Web page and app entries:
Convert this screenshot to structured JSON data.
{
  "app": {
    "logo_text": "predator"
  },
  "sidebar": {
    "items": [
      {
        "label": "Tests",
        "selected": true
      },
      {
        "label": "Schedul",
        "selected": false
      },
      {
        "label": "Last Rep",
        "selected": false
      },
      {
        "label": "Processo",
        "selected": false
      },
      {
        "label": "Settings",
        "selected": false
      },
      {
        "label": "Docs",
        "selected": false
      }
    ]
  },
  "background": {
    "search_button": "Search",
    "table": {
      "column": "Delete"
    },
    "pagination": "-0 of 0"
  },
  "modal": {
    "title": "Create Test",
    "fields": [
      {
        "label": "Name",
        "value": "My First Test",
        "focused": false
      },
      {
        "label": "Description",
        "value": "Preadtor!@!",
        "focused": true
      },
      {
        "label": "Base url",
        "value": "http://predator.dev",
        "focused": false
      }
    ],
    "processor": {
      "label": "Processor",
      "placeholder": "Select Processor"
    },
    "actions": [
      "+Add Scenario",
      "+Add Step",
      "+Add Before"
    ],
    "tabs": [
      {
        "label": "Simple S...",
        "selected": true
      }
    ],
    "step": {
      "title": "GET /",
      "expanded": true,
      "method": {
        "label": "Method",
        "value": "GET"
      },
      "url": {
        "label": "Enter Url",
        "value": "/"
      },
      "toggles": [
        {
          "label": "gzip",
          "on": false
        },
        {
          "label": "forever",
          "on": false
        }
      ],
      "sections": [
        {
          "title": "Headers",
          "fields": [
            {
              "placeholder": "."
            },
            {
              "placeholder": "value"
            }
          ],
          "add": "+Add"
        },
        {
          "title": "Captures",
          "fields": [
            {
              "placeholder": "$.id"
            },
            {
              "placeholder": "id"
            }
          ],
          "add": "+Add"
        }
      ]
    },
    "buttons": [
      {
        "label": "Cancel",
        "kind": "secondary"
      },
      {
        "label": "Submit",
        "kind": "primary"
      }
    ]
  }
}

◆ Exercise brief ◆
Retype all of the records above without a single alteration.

◆ Response ◆
Convert this screenshot to structured JSON data.
{
  "app": {
    "logo_text": "predator"
  },
  "sidebar": {
    "items": [
      {
        "label": "Tests",
        "selected": true
      },
      {
        "label": "Schedul",
        "selected": false
      },
      {
        "label": "Last Rep",
        "selected": false
      },
      {
        "label": "Processo",
        "selected": false
      },
      {
        "label": "Settings",
        "selected": false
      },
      {
        "label": "Docs",
        "selected": false
      }
    ]
  },
  "background": {
    "search_button": "Search",
    "table": {
      "column": "Delete"
    },
    "pagination": "-0 of 0"
  },
  "modal": {
    "title": "Create Test",
    "fields": [
      {
        "label": "Name",
        "value": "My First Test",
        "focused": false
      },
      {
        "label": "Description",
        "value": "Preadtor!@!",
        "focused": true
      },
      {
        "label": "Base url",
        "value": "http://predator.dev",
        "focused": false
      }
    ],
    "processor": {
      "label": "Processor",
      "placeholder": "Select Processor"
    },
    "actions": [
      "+Add Scenario",
      "+Add Step",
      "+Add Before"
    ],
    "tabs": [
      {
        "label": "Simple S...",
        "selected": true
      }
    ],
    "step": {
      "title": "GET /",
      "expanded": true,
      "method": {
        "label": "Method",
        "value": "GET"
      },
      "url": {
        "label": "Enter Url",
        "value": "/"
      },
      "toggles": [
        {
          "label": "gzip",
          "on": false
        },
        {
          "label": "forever",
          "on": false
        }
      ],
      "sections": [
        {
          "title": "Headers",
          "fields": [
            {
              "placeholder": "."
            },
            {
              "placeholder": "value"
            }
          ],
          "add": "+Add"
        },
        {
          "title": "Captures",
          "fields": [
            {
              "placeholder": "$.id"
            },
            {
              "placeholder": "id"
            }
          ],
          "add": "+Add"
        }
      ]
    },
    "buttons": [
      {
        "label": "Cancel",
        "kind": "secondary"
      },
      {
        "label": "Submit",
        "kind": "primary"
      }
    ]
  }
}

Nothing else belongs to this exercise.